- [What this task involves]: Although the entries contain pictures, return everything else in them verbatim and omit the pictures.

- [Exercise inputs]:
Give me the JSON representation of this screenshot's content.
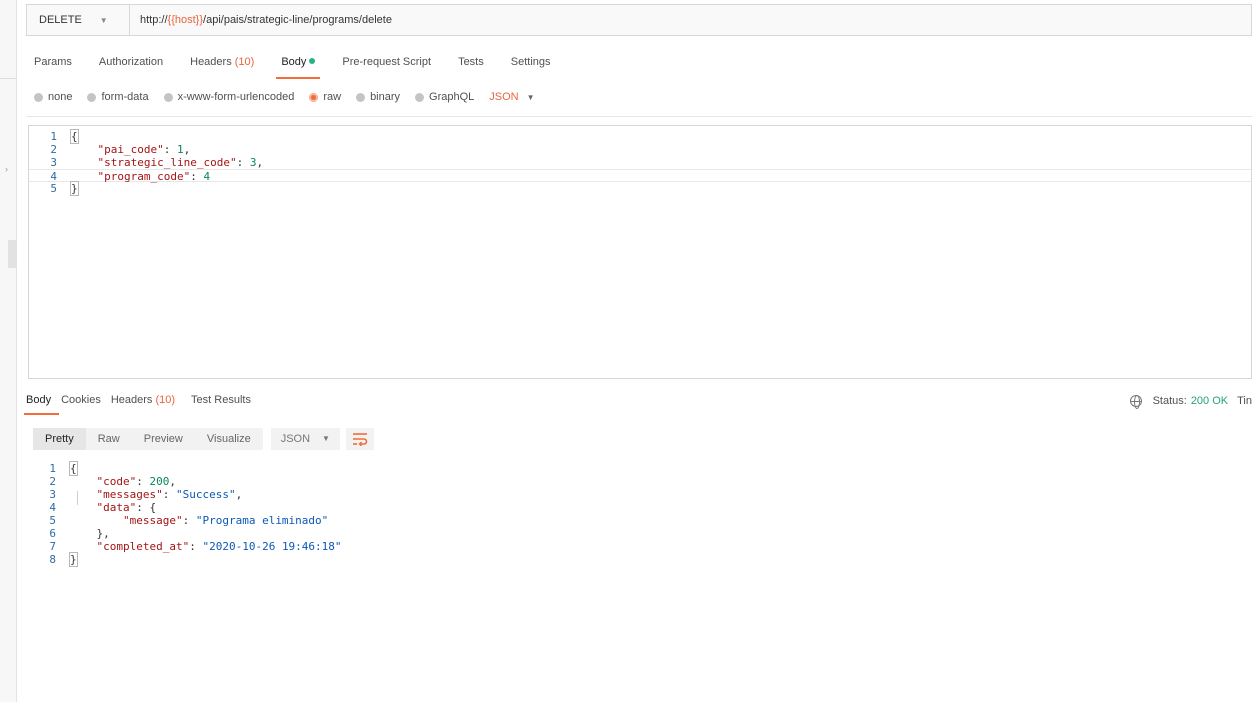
{
  "request": {
    "method": "DELETE",
    "url_prefix": "http://",
    "url_var": "{{host}}",
    "url_path": "/api/pais/strategic-line/programs/delete"
  },
  "req_tabs": {
    "params": "Params",
    "authorization": "Authorization",
    "headers": "Headers",
    "headers_count": "(10)",
    "body": "Body",
    "prerequest": "Pre-request Script",
    "tests": "Tests",
    "settings": "Settings"
  },
  "body_types": {
    "none": "none",
    "form_data": "form-data",
    "urlencoded": "x-www-form-urlencoded",
    "raw": "raw",
    "binary": "binary",
    "graphql": "GraphQL",
    "format": "JSON",
    "selected": "raw"
  },
  "request_body_lines": [
    {
      "n": "1",
      "text": "{"
    },
    {
      "n": "2",
      "key": "\"pai_code\"",
      "val": "1",
      "tail": ","
    },
    {
      "n": "3",
      "key": "\"strategic_line_code\"",
      "val": "3",
      "tail": ","
    },
    {
      "n": "4",
      "key": "\"program_code\"",
      "val": "4",
      "tail": ""
    },
    {
      "n": "5",
      "text": "}"
    }
  ],
  "resp_tabs": {
    "body": "Body",
    "cookies": "Cookies",
    "headers": "Headers",
    "headers_count": "(10)",
    "test_results": "Test Results"
  },
  "status": {
    "label": "Status:",
    "value": "200 OK",
    "time_label": "Tin"
  },
  "view_modes": {
    "pretty": "Pretty",
    "raw": "Raw",
    "preview": "Preview",
    "visualize": "Visualize",
    "format": "JSON"
  },
  "response_body_lines": [
    {
      "n": "1",
      "text": "{"
    },
    {
      "n": "2",
      "key": "\"code\"",
      "val": "200",
      "tail": ","
    },
    {
      "n": "3",
      "key": "\"messages\"",
      "sval": "\"Success\"",
      "tail": ","
    },
    {
      "n": "4",
      "key": "\"data\"",
      "text2": ": {"
    },
    {
      "n": "5",
      "key": "\"message\"",
      "sval": "\"Programa eliminado\"",
      "tail": ""
    },
    {
      "n": "6",
      "text": "},"
    },
    {
      "n": "7",
      "key": "\"completed_at\"",
      "sval": "\"2020-10-26 19:46:18\"",
      "tail": ""
    },
    {
      "n": "8",
      "text": "}"
    }
  ],
  "colors": {
    "accent": "#f26b3a",
    "success": "#26a36e",
    "variable": "#e8653f"
  }
}
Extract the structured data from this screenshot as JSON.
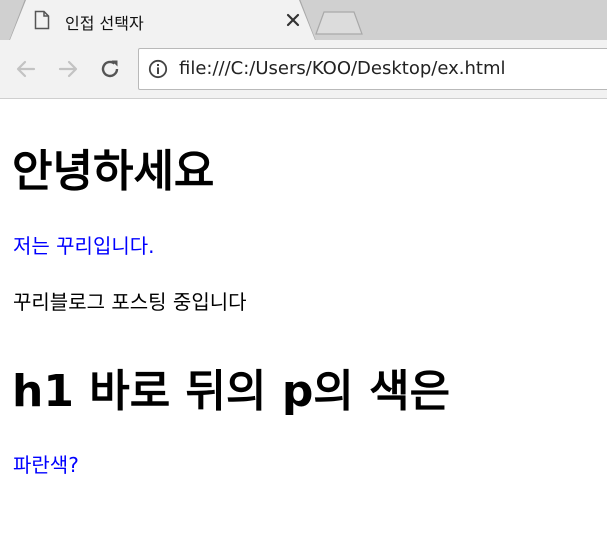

- [Solution]:
Give me the JSON representation of this screenshot's content.
{
  "request": {
    "method": "DELETE",
    "url_prefix": "http://",
    "url_var": "{{host}}",
    "url_path": "/api/pais/strategic-line/programs/delete"
  },
  "req_tabs": {
    "params": "Params",
    "authorization": "Authorization",
    "headers": "Headers",
    "headers_count": "(10)",
    "body": "Body",
    "prerequest": "Pre-request Script",
    "tests": "Tests",
    "settings": "Settings"
  },
  "body_types": {
    "none": "none",
    "form_data": "form-data",
    "urlencoded": "x-www-form-urlencoded",
    "raw": "raw",
    "binary": "binary",
    "graphql": "GraphQL",
    "format": "JSON",
    "selected": "raw"
  },
  "request_body_lines": [
    {
      "n": "1",
      "text": "{"
    },
    {
      "n": "2",
      "key": "\"pai_code\"",
      "val": "1",
      "tail": ","
    },
    {
      "n": "3",
      "key": "\"strategic_line_code\"",
      "val": "3",
      "tail": ","
    },
    {
      "n": "4",
      "key": "\"program_code\"",
      "val": "4",
      "tail": ""
    },
    {
      "n": "5",
      "text": "}"
    }
  ],
  "resp_tabs": {
    "body": "Body",
    "cookies": "Cookies",
    "headers": "Headers",
    "headers_count": "(10)",
    "test_results": "Test Results"
  },
  "status": {
    "label": "Status:",
    "value": "200 OK",
    "time_label": "Tin"
  },
  "view_modes": {
    "pretty": "Pretty",
    "raw": "Raw",
    "preview": "Preview",
    "visualize": "Visualize",
    "format": "JSON"
  },
  "response_body_lines": [
    {
      "n": "1",
      "text": "{"
    },
    {
      "n": "2",
      "key": "\"code\"",
      "val": "200",
      "tail": ","
    },
    {
      "n": "3",
      "key": "\"messages\"",
      "sval": "\"Success\"",
      "tail": ","
    },
    {
      "n": "4",
      "key": "\"data\"",
      "text2": ": {"
    },
    {
      "n": "5",
      "key": "\"message\"",
      "sval": "\"Programa eliminado\"",
      "tail": ""
    },
    {
      "n": "6",
      "text": "},"
    },
    {
      "n": "7",
      "key": "\"completed_at\"",
      "sval": "\"2020-10-26 19:46:18\"",
      "tail": ""
    },
    {
      "n": "8",
      "text": "}"
    }
  ],
  "colors": {
    "accent": "#f26b3a",
    "success": "#26a36e",
    "variable": "#e8653f"
  }
}
Extract the structured data from this screenshot as JSON.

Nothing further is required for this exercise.